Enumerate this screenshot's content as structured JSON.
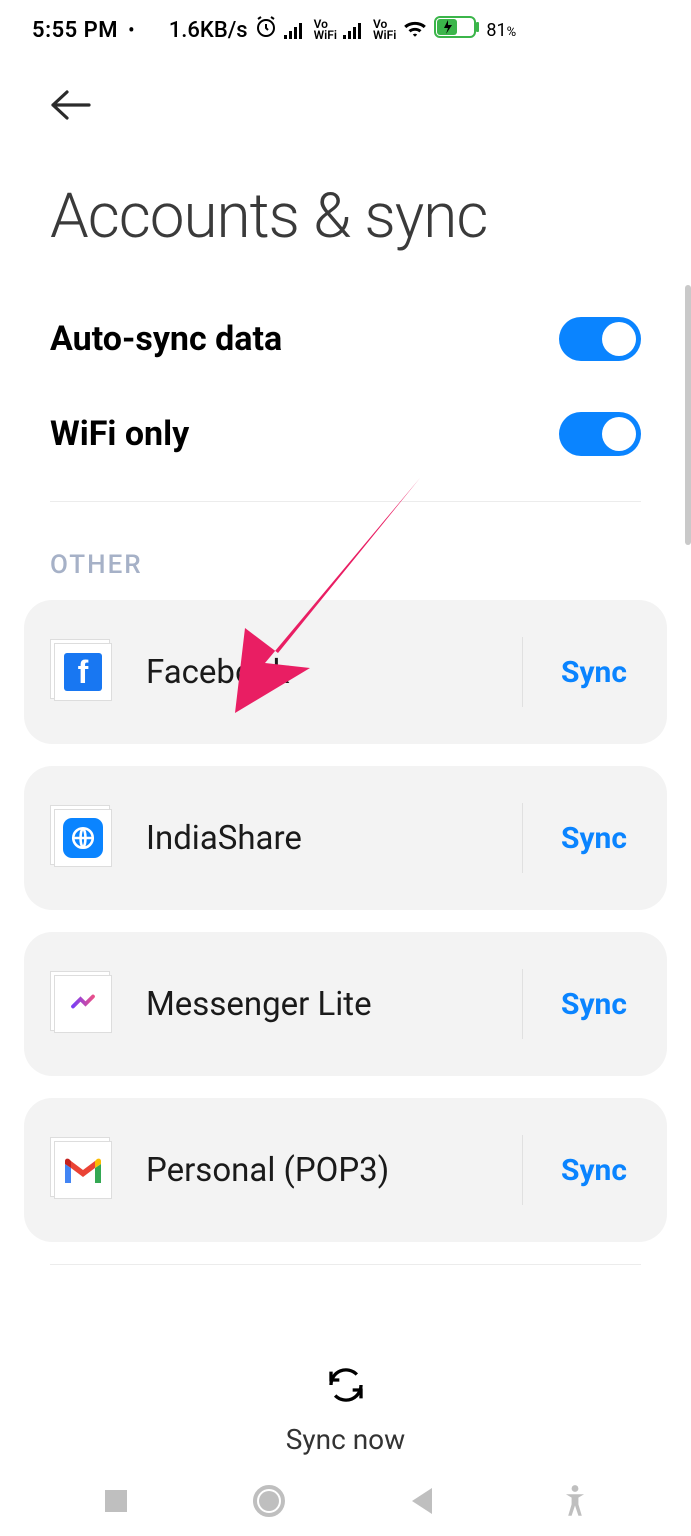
{
  "status": {
    "time": "5:55 PM",
    "dot": "•",
    "speed": "1.6KB/s",
    "vo": "Vo",
    "wifi_label": "WiFi",
    "battery_pct": "81",
    "pct_sym": "%"
  },
  "header": {
    "title": "Accounts & sync"
  },
  "toggles": {
    "auto_sync": {
      "label": "Auto-sync data",
      "on": true
    },
    "wifi_only": {
      "label": "WiFi only",
      "on": true
    }
  },
  "section_other": "OTHER",
  "accounts": [
    {
      "name": "Facebook",
      "action": "Sync",
      "icon": "facebook-icon"
    },
    {
      "name": "IndiaShare",
      "action": "Sync",
      "icon": "indiashare-icon"
    },
    {
      "name": "Messenger Lite",
      "action": "Sync",
      "icon": "messenger-lite-icon"
    },
    {
      "name": "Personal (POP3)",
      "action": "Sync",
      "icon": "gmail-icon"
    }
  ],
  "sync_now": "Sync now"
}
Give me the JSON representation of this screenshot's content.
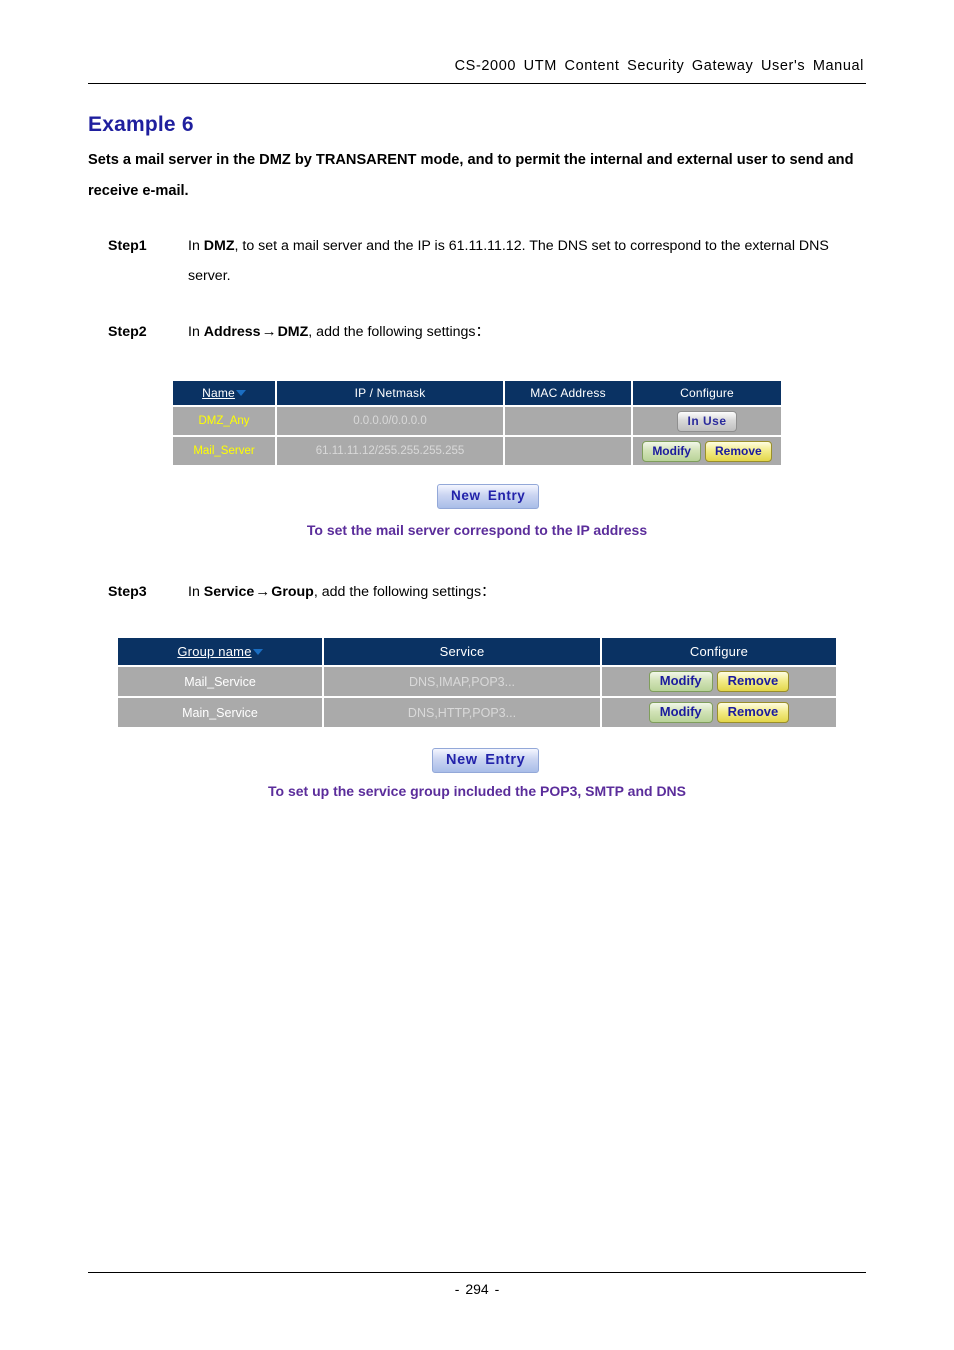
{
  "header": {
    "manual_title": "CS-2000  UTM  Content  Security  Gateway  User's  Manual"
  },
  "title": {
    "heading": "Example 6",
    "description": "Sets a mail server in the DMZ by TRANSARENT mode, and to permit the internal and external user to send and receive e-mail."
  },
  "steps": [
    {
      "label": "Step1",
      "prefix": "In ",
      "bold1": "DMZ",
      "text": ", to set a mail server and the IP is 61.11.11.12. The DNS set to correspond to the external DNS server."
    },
    {
      "label": "Step2",
      "prefix": "In ",
      "bold1": "Address",
      "arrow": "→",
      "bold2": "DMZ",
      "text": ", add the following settings："
    },
    {
      "label": "Step3",
      "prefix": "In ",
      "bold1": "Service",
      "arrow": "→",
      "bold2": "Group",
      "text": ", add the following settings："
    }
  ],
  "address_table": {
    "columns": [
      "Name",
      "IP / Netmask",
      "MAC Address",
      "Configure"
    ],
    "sort_column": "Name",
    "rows": [
      {
        "name": "DMZ_Any",
        "ip_netmask": "0.0.0.0/0.0.0.0",
        "mac_address": "",
        "buttons": [
          {
            "label": "In  Use",
            "style": "inuse"
          }
        ]
      },
      {
        "name": "Mail_Server",
        "ip_netmask": "61.11.11.12/255.255.255.255",
        "mac_address": "",
        "buttons": [
          {
            "label": "Modify",
            "style": "modify"
          },
          {
            "label": "Remove",
            "style": "remove"
          }
        ]
      }
    ],
    "new_entry_label": "New  Entry",
    "caption": "To set the mail server correspond to the IP address"
  },
  "service_table": {
    "columns": [
      "Group name",
      "Service",
      "Configure"
    ],
    "sort_column": "Group name",
    "rows": [
      {
        "group_name": "Mail_Service",
        "service": "DNS,IMAP,POP3...",
        "buttons": [
          {
            "label": "Modify",
            "style": "modify"
          },
          {
            "label": "Remove",
            "style": "remove"
          }
        ]
      },
      {
        "group_name": "Main_Service",
        "service": "DNS,HTTP,POP3...",
        "buttons": [
          {
            "label": "Modify",
            "style": "modify"
          },
          {
            "label": "Remove",
            "style": "remove"
          }
        ]
      }
    ],
    "new_entry_label": "New  Entry",
    "caption": "To set up the service group included the POP3, SMTP and DNS"
  },
  "footer": {
    "page_number": "- 294 -"
  },
  "colors": {
    "heading_blue": "#1f1f9e",
    "table_header_navy": "#0a3263",
    "table_row_gray": "#aaaaaa",
    "name_yellow": "#ffff00",
    "caption_purple": "#5b2d9b"
  }
}
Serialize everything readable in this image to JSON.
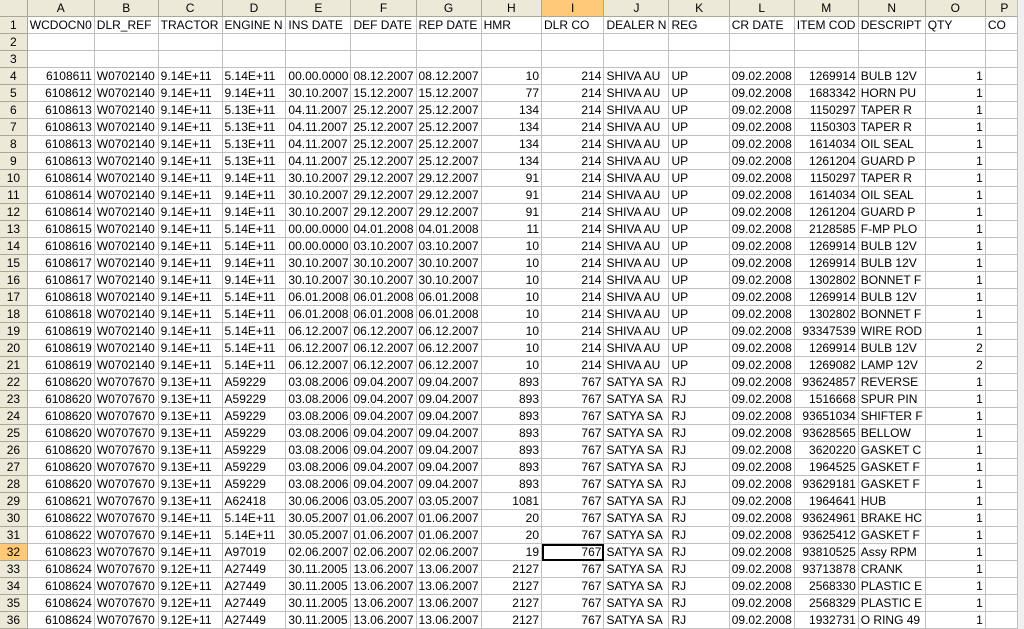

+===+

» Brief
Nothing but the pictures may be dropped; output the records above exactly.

» Your response
Enumerate this screenshot's content as structured JSON.
{
  "status": {
    "time": "5:55 PM",
    "dot": "•",
    "speed": "1.6KB/s",
    "vo": "Vo",
    "wifi_label": "WiFi",
    "battery_pct": "81",
    "pct_sym": "%"
  },
  "header": {
    "title": "Accounts & sync"
  },
  "toggles": {
    "auto_sync": {
      "label": "Auto-sync data",
      "on": true
    },
    "wifi_only": {
      "label": "WiFi only",
      "on": true
    }
  },
  "section_other": "OTHER",
  "accounts": [
    {
      "name": "Facebook",
      "action": "Sync",
      "icon": "facebook-icon"
    },
    {
      "name": "IndiaShare",
      "action": "Sync",
      "icon": "indiashare-icon"
    },
    {
      "name": "Messenger Lite",
      "action": "Sync",
      "icon": "messenger-lite-icon"
    },
    {
      "name": "Personal (POP3)",
      "action": "Sync",
      "icon": "gmail-icon"
    }
  ],
  "sync_now": "Sync now"
}
Give me the JSON representation of this screenshot's content.
{
  "header": {
    "manual_title": "CS-2000  UTM  Content  Security  Gateway  User's  Manual"
  },
  "title": {
    "heading": "Example 6",
    "description": "Sets a mail server in the DMZ by TRANSARENT mode, and to permit the internal and external user to send and receive e-mail."
  },
  "steps": [
    {
      "label": "Step1",
      "prefix": "In ",
      "bold1": "DMZ",
      "text": ", to set a mail server and the IP is 61.11.11.12. The DNS set to correspond to the external DNS server."
    },
    {
      "label": "Step2",
      "prefix": "In ",
      "bold1": "Address",
      "arrow": "→",
      "bold2": "DMZ",
      "text": ", add the following settings："
    },
    {
      "label": "Step3",
      "prefix": "In ",
      "bold1": "Service",
      "arrow": "→",
      "bold2": "Group",
      "text": ", add the following settings："
    }
  ],
  "address_table": {
    "columns": [
      "Name",
      "IP / Netmask",
      "MAC Address",
      "Configure"
    ],
    "sort_column": "Name",
    "rows": [
      {
        "name": "DMZ_Any",
        "ip_netmask": "0.0.0.0/0.0.0.0",
        "mac_address": "",
        "buttons": [
          {
            "label": "In  Use",
            "style": "inuse"
          }
        ]
      },
      {
        "name": "Mail_Server",
        "ip_netmask": "61.11.11.12/255.255.255.255",
        "mac_address": "",
        "buttons": [
          {
            "label": "Modify",
            "style": "modify"
          },
          {
            "label": "Remove",
            "style": "remove"
          }
        ]
      }
    ],
    "new_entry_label": "New  Entry",
    "caption": "To set the mail server correspond to the IP address"
  },
  "service_table": {
    "columns": [
      "Group name",
      "Service",
      "Configure"
    ],
    "sort_column": "Group name",
    "rows": [
      {
        "group_name": "Mail_Service",
        "service": "DNS,IMAP,POP3...",
        "buttons": [
          {
            "label": "Modify",
            "style": "modify"
          },
          {
            "label": "Remove",
            "style": "remove"
          }
        ]
      },
      {
        "group_name": "Main_Service",
        "service": "DNS,HTTP,POP3...",
        "buttons": [
          {
            "label": "Modify",
            "style": "modify"
          },
          {
            "label": "Remove",
            "style": "remove"
          }
        ]
      }
    ],
    "new_entry_label": "New  Entry",
    "caption": "To set up the service group included the POP3, SMTP and DNS"
  },
  "footer": {
    "page_number": "- 294 -"
  },
  "colors": {
    "heading_blue": "#1f1f9e",
    "table_header_navy": "#0a3263",
    "table_row_gray": "#aaaaaa",
    "name_yellow": "#ffff00",
    "caption_purple": "#5b2d9b"
  }
}
Serialize everything readable in this image to JSON.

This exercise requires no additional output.